Housed in a restored 1924 bungalow, Dada feels more like a chic friend's home than a typical restaurant. The owners use its different rooms to their advantage, offering a choice of spaces with different artwork and ambience. In one, you might eat a quiet, romantic dinner next to a fireplace; in another, there might be a reggae band playing well into the evening. Other performers take to the open mics in the basement, and outside voices are allowed to run free in a huge yard twinkling with lights. It all adds up to an experience that's quite different from the usual mold of South Florida nightlife, and the name Dada reflects that art movement's love for incongruous juxtapositions.
There's nothing absurd or surreal about two-time Delray Beach Garlic Festival champion chef Bruce Feingold's cuisine, however?it's simply creative, eclectic, and accessible. There is, for instance, a sandwich spilling over with seven different kinds of cheese?ranked as the second best grilled cheese in the area by the New Times (which has also given Dada high marks for its late-night eats and its bartenders). There are also more grown-up options, including lots of fresh fish. But for dessert, it's hard to resist the pure decadence of the Bunny, a sticky brownie with ice cream and bacon caramel.
Voted Best Chiropractor by Delray Forum readers in 2010, Dr. Melissa Maher leads a team of expert therapists who specialize in cosmetic and therapeutic nonsurgical acupuncture treatments. During acupuncture treatments, patrons sip on a detoxifying tea of their choice, as needle wielders conduct a thorough consultation that includes an analysis of individual physical conditions and the contents of dream journals. Acupuncturists then cloak corporeal pressure points in strategically placed delicate, disposable needles that can help to repel maladies, including migraines, fatigue, and stress. Follow-up treatments reinforce previous healthful strides forward and enable continued healing.
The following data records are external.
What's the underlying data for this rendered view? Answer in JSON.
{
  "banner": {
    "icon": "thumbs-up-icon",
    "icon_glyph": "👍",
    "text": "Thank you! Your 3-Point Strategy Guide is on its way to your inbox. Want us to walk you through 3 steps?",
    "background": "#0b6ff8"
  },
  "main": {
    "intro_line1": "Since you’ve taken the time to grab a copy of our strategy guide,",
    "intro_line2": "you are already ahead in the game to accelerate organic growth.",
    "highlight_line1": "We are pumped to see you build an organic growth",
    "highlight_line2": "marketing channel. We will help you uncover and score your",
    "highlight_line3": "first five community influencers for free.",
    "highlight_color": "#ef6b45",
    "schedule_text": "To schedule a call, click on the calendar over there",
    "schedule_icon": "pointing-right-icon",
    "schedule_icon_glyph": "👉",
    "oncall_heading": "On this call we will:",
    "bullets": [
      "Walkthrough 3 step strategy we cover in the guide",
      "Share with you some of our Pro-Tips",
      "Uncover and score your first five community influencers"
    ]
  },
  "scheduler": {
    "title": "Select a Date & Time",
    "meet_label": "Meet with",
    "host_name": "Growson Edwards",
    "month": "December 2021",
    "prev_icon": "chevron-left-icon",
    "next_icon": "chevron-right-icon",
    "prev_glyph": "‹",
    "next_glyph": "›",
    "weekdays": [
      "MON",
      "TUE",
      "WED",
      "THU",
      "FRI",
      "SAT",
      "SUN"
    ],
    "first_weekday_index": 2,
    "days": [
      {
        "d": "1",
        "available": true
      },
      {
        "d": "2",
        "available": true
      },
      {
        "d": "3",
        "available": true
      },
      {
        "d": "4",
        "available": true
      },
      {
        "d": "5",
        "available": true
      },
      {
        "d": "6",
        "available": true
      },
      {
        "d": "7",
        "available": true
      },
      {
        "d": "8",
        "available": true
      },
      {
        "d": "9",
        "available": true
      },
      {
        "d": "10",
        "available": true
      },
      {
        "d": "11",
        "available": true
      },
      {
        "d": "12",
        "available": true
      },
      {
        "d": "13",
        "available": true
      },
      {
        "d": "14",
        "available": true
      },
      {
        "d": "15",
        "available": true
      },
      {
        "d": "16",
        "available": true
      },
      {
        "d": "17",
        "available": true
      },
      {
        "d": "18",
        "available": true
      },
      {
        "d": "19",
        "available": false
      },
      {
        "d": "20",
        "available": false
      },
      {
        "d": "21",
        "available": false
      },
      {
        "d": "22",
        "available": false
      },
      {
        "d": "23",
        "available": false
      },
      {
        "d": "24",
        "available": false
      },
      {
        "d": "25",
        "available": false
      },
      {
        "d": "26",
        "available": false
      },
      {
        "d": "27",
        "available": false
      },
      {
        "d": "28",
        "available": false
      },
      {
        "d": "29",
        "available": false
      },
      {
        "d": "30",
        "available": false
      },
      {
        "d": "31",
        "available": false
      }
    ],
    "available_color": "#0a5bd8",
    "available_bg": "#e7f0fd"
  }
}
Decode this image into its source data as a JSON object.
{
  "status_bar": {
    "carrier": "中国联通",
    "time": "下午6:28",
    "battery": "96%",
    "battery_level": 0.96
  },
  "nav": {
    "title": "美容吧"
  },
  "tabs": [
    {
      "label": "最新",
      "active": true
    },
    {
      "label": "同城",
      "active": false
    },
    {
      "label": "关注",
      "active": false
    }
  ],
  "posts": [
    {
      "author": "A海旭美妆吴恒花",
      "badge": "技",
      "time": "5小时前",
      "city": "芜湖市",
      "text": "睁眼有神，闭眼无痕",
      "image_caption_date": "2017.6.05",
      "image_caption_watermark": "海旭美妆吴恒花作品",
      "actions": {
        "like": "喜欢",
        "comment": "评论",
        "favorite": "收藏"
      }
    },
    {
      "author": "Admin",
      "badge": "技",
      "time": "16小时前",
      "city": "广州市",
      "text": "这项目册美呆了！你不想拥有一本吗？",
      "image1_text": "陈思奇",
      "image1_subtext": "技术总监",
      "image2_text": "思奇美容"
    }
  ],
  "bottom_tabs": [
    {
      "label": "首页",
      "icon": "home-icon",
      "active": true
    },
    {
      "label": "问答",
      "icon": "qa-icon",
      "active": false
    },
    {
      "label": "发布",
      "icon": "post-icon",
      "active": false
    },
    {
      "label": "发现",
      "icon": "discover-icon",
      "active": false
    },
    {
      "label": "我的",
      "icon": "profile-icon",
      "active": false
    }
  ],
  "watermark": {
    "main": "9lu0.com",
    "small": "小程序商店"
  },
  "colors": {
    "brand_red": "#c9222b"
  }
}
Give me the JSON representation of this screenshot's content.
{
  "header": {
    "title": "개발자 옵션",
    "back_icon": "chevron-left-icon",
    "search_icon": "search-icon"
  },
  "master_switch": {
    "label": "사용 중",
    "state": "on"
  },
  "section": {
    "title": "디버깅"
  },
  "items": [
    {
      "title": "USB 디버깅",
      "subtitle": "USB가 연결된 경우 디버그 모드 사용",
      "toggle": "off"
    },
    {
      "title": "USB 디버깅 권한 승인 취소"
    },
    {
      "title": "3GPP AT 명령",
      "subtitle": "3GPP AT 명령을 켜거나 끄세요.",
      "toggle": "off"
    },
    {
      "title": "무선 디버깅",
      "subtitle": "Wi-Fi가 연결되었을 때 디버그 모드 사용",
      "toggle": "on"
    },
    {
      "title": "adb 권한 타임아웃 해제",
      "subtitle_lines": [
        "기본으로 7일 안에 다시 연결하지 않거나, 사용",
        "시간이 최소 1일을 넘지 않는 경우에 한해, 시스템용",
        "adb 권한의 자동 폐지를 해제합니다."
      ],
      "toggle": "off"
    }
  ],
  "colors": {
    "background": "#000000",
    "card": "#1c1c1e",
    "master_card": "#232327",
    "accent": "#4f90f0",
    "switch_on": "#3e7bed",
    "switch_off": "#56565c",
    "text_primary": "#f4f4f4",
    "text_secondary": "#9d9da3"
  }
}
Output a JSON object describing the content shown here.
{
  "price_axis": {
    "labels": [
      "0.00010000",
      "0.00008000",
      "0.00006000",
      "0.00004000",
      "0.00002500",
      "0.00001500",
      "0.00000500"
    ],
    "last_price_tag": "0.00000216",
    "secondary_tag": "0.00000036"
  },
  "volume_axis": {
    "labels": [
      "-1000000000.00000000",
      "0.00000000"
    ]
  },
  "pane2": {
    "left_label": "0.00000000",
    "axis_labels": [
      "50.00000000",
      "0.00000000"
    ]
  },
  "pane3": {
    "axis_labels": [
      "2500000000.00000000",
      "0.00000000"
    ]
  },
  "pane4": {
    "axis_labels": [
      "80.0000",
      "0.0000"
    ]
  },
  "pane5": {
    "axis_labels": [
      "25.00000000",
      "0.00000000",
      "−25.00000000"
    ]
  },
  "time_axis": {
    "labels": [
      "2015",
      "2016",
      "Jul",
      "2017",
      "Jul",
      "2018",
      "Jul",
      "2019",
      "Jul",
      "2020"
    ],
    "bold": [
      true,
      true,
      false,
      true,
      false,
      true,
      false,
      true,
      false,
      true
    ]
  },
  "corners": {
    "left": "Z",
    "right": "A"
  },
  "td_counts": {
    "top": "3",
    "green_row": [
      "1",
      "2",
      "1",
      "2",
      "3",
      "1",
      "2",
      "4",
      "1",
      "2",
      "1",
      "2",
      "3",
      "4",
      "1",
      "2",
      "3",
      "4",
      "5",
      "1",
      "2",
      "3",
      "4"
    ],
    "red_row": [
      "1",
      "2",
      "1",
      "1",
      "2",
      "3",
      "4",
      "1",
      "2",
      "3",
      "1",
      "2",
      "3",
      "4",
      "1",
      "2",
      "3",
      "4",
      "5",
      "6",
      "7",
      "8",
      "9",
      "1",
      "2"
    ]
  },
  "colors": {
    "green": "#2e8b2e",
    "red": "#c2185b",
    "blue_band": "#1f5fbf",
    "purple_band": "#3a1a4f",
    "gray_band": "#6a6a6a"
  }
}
Treatment add-ons bolster relaxation, with options such as a hot-stone foot massage that uses heated basalt stones to stimulate circulation, nurture damaged muscles, and defrost TV dinners. An infrared detox treatment employs waves of visible-spectrum-evading light to evict pernicious agents such as mercury, nicotine, and alcohol from their cellular burrows via a reduction of ionic bonds. Patrons emerge from their treatments feeling as animated and refreshed as a cartoon awakening from a catnap. In addition to acupuncture, Maher and her team perform additional services, including massages, myofascial-release treatments, physical therapy, and health workshops.
Restaurateur Frank Reider began to delve into the ruby depths of wine at his friend's wine soirees while living in Rio de Janeiro. His growing ardor for South American vintages inspired him to open Gol!, a churrascaria with a wine list that earned the restaurant Wine Spectator's Award of Excellence for several years.
Gaucho waiters arrive at each chair offering up skewers of shrimp, salmon, and meat grilled rare in the traditional style. Patrons flip a disk between red and green to indicate whether they'd like more meat or to clear up traffic jams among the waitstaff. A salad bar remains stocked with fresh vegetables and soups as an alternative to the traditional barrage of meat.
Reider found a home for Gol! in a building erected circa 1925. It was originally dubbed the Arcade Building, gaining notoriety in the 1930s as the Arcade and Tap Room. Behind the fully restored façade, cypress-wood ceilings arch over tablecloths and floral displays. Bartenders work behind a bar carved in 1933 from trees whose grandparents were chopped down by George Washington himself. As bossa nova tunes play, the bartenders mix cocktails such as the citrusy caipirinha, which was featured in the Palm Beach Post.